2) A very loud sound can damage the cochlea (destroy hair cells). At very high levels, it can even be painful. Note that a moderately loud sound can also damage the cochlea if it lasts long. Thus, the feeling of loudness could be related to the emotional reaction aimed at avoiding damage to the cochlea. Note that while cochlear damage depends on duration, loudness does not. That is, a continuous pure tone seems just as loud at the beginning as 1 minute into it, and yet because damage depends on continuous exposition, an avoidance reaction should be more urgent in the latter case than in the former case. Even for very loud sounds, the feeling of loudness does not seem to increase with time: it may seem more and more urgent to avoid the sound, but it does not feel louder. We can draw two conclusions: 1) the feeling of loudness, or of a sound being too loud, cannot correspond to an accurate biological measurement of potential cochlear damage, as it seems to have a feeling of constancy when the sound is stationary; 2) the feeling of a sound being “too loud” probably doesn’t correspond to the urgency of avoiding that sound, since this urgency can increase (emotionally) without a corresponding increase in loudness. It could be that the emotional content (“too loud”) comes in addition to the perceptual content (a certain degree of loudness), and that only the latter is constant for a stationary sound.

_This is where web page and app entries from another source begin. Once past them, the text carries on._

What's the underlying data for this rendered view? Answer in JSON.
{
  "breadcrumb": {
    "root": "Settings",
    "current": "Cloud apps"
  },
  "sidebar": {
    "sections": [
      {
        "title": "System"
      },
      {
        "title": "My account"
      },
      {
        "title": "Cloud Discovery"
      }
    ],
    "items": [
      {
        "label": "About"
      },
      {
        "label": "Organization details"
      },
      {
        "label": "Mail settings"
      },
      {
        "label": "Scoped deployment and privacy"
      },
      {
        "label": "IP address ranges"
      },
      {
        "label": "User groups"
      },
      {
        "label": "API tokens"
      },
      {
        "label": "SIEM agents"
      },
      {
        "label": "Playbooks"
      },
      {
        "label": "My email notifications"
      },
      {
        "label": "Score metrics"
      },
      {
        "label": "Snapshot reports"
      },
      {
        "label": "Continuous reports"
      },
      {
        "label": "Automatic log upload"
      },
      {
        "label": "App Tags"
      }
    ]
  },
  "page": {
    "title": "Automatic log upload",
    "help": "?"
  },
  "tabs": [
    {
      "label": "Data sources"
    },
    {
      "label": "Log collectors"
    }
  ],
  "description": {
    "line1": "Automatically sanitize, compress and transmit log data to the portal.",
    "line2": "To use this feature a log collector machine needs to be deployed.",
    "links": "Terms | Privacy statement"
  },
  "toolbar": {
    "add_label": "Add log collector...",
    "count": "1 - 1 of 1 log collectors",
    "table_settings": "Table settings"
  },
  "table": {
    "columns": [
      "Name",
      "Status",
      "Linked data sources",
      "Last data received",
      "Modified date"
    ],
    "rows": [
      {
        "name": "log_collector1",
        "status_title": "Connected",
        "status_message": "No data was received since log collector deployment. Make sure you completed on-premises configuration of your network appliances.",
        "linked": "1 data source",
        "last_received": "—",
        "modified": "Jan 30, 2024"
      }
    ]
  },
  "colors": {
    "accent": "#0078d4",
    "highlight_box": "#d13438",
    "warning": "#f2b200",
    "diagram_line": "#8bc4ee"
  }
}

3) Another possibility is that loudness correlates with the energy consumption of the auditory periphery (possibly of the auditory system in general). Indeed when the amplitude of an acoustical wave is increased, the auditory nerve fibers and most neurons in the auditory system fire more. Brain metabolism is tightly regulated, and so it is not at all absurd to postulate that there are mechanisms to sense the energy consumption due to a sound. However, this is not a very satisfying explanation of why a sound would feel “too loud”. Indeed why would the organism feel an urge to avoid a sound because it incurs a large energy consumption, when there could be mechanisms to reduce that consumption?
In this post, I have addressed two aspects of loudness: intelligibility (“not loud enough”) and emotional content (“too loud”). These two aspects are “proximal”, in the sense that they are determined not so much by the sound source as by the acoustical wave at the ear. In the next post, I will consider distal aspects of loudness, that is, those aspects of loudness that are determined by the sound source.